Your goal
Count up the lines holding "this" in the material, then reply with only the number.

====== Records shown

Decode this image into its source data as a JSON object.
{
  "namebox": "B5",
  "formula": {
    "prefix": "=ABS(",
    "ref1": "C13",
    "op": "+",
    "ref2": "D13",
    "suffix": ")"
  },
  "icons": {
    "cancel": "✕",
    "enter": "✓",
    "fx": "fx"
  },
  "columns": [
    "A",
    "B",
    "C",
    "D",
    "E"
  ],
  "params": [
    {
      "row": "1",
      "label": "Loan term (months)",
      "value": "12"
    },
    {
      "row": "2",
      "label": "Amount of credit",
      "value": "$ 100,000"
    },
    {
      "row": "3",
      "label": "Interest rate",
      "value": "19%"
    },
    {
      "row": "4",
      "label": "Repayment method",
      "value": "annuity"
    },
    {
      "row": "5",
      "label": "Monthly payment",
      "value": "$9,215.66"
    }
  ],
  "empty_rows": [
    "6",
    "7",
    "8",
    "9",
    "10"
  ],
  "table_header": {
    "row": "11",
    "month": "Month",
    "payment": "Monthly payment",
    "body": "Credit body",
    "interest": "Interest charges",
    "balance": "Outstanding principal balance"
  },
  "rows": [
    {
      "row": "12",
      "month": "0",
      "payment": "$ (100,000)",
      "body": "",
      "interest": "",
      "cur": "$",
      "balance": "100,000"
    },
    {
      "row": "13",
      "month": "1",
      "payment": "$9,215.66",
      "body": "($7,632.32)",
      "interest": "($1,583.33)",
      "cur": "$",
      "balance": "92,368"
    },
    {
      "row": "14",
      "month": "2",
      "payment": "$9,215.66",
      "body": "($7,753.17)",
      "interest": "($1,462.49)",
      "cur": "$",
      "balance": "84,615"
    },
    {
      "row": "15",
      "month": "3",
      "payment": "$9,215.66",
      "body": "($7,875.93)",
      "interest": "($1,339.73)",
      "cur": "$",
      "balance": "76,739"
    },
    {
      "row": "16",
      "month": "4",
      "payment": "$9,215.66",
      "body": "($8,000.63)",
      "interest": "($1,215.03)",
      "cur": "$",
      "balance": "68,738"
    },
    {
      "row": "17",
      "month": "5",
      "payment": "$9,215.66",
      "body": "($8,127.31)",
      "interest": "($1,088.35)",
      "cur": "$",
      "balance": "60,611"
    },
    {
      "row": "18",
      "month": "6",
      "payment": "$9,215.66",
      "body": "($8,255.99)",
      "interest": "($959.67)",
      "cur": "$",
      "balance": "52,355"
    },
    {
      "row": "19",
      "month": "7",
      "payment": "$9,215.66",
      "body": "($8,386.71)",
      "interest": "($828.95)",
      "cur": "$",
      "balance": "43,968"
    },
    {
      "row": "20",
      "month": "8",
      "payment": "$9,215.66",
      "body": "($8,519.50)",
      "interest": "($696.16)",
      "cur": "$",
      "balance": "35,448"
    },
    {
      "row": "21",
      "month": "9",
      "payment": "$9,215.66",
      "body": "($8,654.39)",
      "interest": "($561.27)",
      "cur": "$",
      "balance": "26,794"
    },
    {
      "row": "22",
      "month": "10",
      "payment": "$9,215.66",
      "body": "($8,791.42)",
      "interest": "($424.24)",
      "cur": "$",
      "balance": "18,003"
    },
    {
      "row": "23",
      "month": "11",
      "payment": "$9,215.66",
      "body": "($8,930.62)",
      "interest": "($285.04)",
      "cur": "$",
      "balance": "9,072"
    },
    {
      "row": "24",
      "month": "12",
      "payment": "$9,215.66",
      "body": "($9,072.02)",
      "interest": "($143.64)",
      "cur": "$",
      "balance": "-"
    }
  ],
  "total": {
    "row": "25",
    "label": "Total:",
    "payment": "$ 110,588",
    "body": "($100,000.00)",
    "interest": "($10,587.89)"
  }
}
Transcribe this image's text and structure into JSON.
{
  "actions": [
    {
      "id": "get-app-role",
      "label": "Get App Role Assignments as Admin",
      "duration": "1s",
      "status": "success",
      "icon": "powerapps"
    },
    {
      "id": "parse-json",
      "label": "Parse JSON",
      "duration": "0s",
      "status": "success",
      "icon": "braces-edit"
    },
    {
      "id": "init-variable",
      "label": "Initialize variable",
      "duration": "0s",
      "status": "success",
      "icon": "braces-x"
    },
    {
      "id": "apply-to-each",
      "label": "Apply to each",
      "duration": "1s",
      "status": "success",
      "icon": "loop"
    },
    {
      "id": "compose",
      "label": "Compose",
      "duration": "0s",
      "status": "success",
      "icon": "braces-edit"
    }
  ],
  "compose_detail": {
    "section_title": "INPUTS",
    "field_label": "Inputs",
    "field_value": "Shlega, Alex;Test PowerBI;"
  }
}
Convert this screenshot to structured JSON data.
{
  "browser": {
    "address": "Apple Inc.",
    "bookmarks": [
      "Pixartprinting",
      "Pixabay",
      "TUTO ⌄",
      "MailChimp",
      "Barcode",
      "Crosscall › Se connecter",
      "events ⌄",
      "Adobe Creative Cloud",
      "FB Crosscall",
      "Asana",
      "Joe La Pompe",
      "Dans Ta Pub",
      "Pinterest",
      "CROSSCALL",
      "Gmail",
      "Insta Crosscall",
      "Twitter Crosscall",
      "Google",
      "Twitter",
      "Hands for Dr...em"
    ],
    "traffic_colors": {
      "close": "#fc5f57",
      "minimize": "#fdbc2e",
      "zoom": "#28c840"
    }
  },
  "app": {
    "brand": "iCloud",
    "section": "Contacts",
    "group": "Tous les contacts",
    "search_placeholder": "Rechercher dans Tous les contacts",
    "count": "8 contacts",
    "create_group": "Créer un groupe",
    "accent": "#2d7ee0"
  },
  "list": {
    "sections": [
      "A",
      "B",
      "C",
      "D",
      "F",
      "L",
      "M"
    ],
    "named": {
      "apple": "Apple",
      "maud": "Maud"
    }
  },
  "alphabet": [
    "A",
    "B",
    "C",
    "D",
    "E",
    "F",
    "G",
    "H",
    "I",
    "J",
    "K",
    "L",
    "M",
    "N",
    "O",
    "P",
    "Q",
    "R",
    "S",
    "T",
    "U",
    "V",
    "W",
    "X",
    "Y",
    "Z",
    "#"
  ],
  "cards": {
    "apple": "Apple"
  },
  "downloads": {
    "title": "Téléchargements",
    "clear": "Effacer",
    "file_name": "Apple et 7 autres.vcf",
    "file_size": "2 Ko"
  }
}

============

Completed exercise
3